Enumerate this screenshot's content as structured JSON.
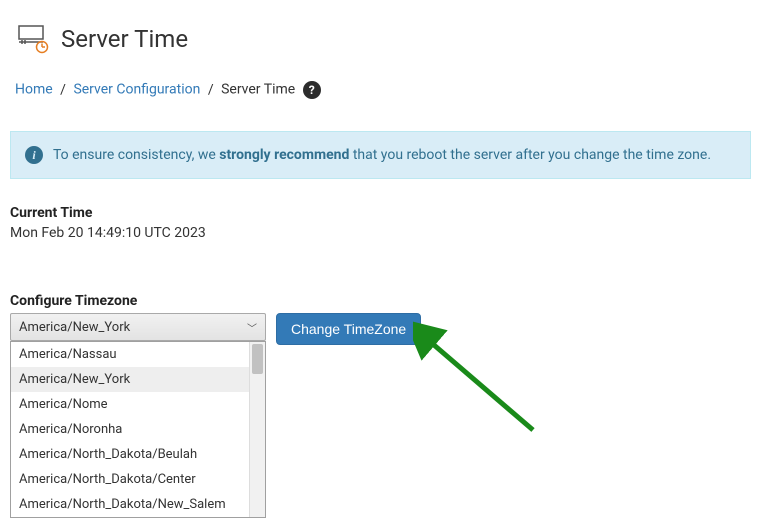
{
  "page": {
    "title": "Server Time"
  },
  "breadcrumb": {
    "home": "Home",
    "server_config": "Server Configuration",
    "current": "Server Time"
  },
  "info": {
    "prefix": "To ensure consistency, we ",
    "emphasis": "strongly recommend",
    "suffix": " that you reboot the server after you change the time zone."
  },
  "current_time": {
    "label": "Current Time",
    "value": "Mon Feb 20 14:49:10 UTC 2023"
  },
  "configure": {
    "label": "Configure Timezone",
    "selected": "America/New_York",
    "button": "Change TimeZone",
    "options": [
      "America/Nassau",
      "America/New_York",
      "America/Nome",
      "America/Noronha",
      "America/North_Dakota/Beulah",
      "America/North_Dakota/Center",
      "America/North_Dakota/New_Salem"
    ]
  }
}
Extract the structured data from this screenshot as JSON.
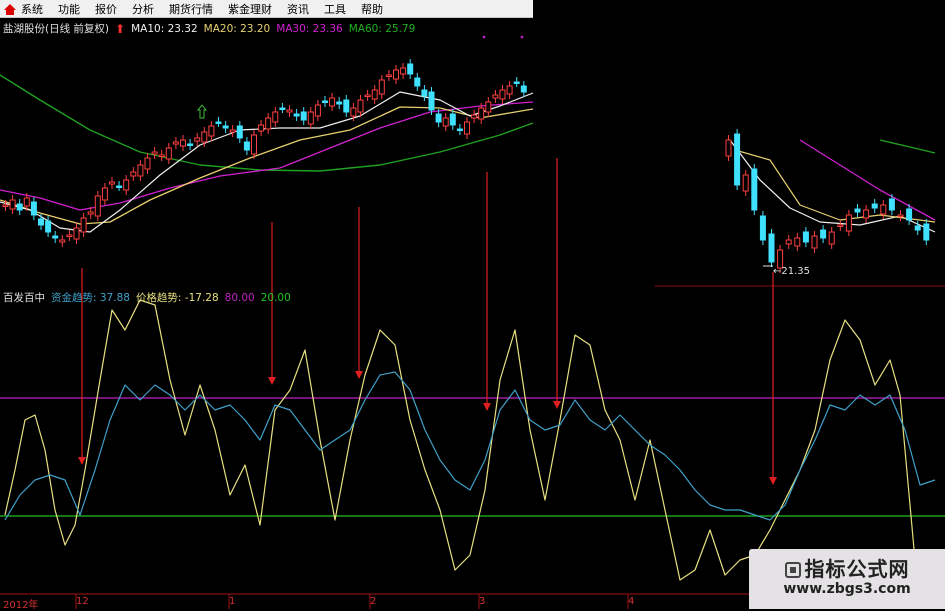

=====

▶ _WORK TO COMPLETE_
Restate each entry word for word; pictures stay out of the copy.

▶ _EXPECTED ANSWER_
Enumerate this screenshot's content as structured JSON.
{
  "page": {
    "title": "Server Time"
  },
  "breadcrumb": {
    "home": "Home",
    "server_config": "Server Configuration",
    "current": "Server Time"
  },
  "info": {
    "prefix": "To ensure consistency, we ",
    "emphasis": "strongly recommend",
    "suffix": " that you reboot the server after you change the time zone."
  },
  "current_time": {
    "label": "Current Time",
    "value": "Mon Feb 20 14:49:10 UTC 2023"
  },
  "configure": {
    "label": "Configure Timezone",
    "selected": "America/New_York",
    "button": "Change TimeZone",
    "options": [
      "America/Nassau",
      "America/New_York",
      "America/Nome",
      "America/Noronha",
      "America/North_Dakota/Beulah",
      "America/North_Dakota/Center",
      "America/North_Dakota/New_Salem"
    ]
  }
}
Extract the structured data from this screenshot as JSON.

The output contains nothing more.